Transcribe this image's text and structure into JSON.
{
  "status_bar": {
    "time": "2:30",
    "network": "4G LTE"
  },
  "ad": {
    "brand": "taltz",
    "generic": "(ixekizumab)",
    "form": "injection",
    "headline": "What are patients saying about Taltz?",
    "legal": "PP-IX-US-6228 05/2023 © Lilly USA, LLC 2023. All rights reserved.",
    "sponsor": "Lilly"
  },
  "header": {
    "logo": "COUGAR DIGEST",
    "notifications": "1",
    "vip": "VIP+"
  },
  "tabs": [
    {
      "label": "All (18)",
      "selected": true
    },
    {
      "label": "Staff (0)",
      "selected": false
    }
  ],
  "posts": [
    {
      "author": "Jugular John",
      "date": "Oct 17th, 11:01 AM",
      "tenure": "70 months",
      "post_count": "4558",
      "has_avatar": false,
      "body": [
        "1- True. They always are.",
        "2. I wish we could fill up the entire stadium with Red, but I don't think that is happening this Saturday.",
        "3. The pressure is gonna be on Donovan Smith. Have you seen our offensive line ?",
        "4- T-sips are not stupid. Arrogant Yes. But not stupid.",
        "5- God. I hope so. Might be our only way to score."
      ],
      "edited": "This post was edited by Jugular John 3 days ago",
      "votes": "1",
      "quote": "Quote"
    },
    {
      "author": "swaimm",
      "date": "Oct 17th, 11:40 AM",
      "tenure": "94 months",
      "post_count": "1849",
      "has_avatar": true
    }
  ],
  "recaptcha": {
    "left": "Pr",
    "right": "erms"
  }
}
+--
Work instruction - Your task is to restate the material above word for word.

Your solution -
Transcribe this image's text and structure into JSON.
{
  "status_bar": {
    "time": "2:30",
    "network": "4G LTE"
  },
  "ad": {
    "brand": "taltz",
    "generic": "(ixekizumab)",
    "form": "injection",
    "headline": "What are patients saying about Taltz?",
    "legal": "PP-IX-US-6228 05/2023 © Lilly USA, LLC 2023. All rights reserved.",
    "sponsor": "Lilly"
  },
  "header": {
    "logo": "COUGAR DIGEST",
    "notifications": "1",
    "vip": "VIP+"
  },
  "tabs": [
    {
      "label": "All (18)",
      "selected": true
    },
    {
      "label": "Staff (0)",
      "selected": false
    }
  ],
  "posts": [
    {
      "author": "Jugular John",
      "date": "Oct 17th, 11:01 AM",
      "tenure": "70 months",
      "post_count": "4558",
      "has_avatar": false,
      "body": [
        "1- True. They always are.",
        "2. I wish we could fill up the entire stadium with Red, but I don't think that is happening this Saturday.",
        "3. The pressure is gonna be on Donovan Smith. Have you seen our offensive line ?",
        "4- T-sips are not stupid. Arrogant Yes. But not stupid.",
        "5- God. I hope so. Might be our only way to score."
      ],
      "edited": "This post was edited by Jugular John 3 days ago",
      "votes": "1",
      "quote": "Quote"
    },
    {
      "author": "swaimm",
      "date": "Oct 17th, 11:40 AM",
      "tenure": "94 months",
      "post_count": "1849",
      "has_avatar": true
    }
  ],
  "recaptcha": {
    "left": "Pr",
    "right": "erms"
  }
}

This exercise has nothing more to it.